The glut of everything from steel and household appliances to cars and apartments is hampering China’s efforts to emerge from a sharp economic slowdown. It has also produced a series of price wars and has led manufacturers to redouble efforts to export what they cannot sell at home.
The severity of China’s inventory overhang has been carefully masked by the blocking or adjusting of economic data by the Chinese government — all part of an effort to prop up confidence in the economy among business managers and investors.
But the main nongovernment survey of manufacturers in China showed on Thursday that inventories of finished goods rose much faster in August than in any month since the survey began in April 2004. The previous record for rising inventories, according to the HSBC/Markit survey, had been set in June.
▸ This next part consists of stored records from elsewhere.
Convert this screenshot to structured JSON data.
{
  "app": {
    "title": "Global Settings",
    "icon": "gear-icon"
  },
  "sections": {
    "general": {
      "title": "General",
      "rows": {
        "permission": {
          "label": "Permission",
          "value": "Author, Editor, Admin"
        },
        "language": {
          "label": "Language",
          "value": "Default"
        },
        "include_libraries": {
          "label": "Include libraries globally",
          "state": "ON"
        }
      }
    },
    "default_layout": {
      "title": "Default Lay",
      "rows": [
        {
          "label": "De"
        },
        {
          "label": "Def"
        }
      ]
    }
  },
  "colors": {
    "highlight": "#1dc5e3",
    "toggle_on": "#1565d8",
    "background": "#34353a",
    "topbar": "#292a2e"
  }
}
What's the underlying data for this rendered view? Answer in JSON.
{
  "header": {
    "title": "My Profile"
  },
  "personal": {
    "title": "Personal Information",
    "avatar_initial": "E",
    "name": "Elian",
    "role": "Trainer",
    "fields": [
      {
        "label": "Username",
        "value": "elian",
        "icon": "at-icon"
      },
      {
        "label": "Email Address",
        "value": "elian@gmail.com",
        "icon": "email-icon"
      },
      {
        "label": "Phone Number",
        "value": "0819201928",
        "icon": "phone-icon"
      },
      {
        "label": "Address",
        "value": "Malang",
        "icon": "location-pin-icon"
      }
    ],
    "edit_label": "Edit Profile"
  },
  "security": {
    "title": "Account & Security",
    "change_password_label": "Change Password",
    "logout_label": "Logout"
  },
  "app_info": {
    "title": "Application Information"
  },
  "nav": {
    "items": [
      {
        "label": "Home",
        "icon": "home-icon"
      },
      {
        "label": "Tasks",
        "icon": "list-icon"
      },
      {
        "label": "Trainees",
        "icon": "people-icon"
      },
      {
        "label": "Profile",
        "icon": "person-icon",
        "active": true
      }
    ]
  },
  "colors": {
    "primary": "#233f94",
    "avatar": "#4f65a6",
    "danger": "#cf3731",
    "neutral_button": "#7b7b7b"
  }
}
May and July also showed increases.
For The Globe and Mail, Mark MacKinnon writes that output woes in China and Europe have sent the world’s central banks scrambling for answers:
This latest batch of troubling signals – combined with fresh worries about the damage wreaked by the burgeoning European debt crisis – has triggered a selloff in global equity markets. As well, central banks in China, the United States and Europe are being called on to ride to the rescue with more stimulus and bailout measures.
The trouble in the world’s workshops stems from the recession in Western Europe amid a spreading debt crisis and the stumbling recovery in the United States.
China, once viewed as the saviour that would reignite global growth, has not been able to replace falling demand from the United States and the European Union, by far its biggest customers, to keep its export-driven manufacturing machine humming.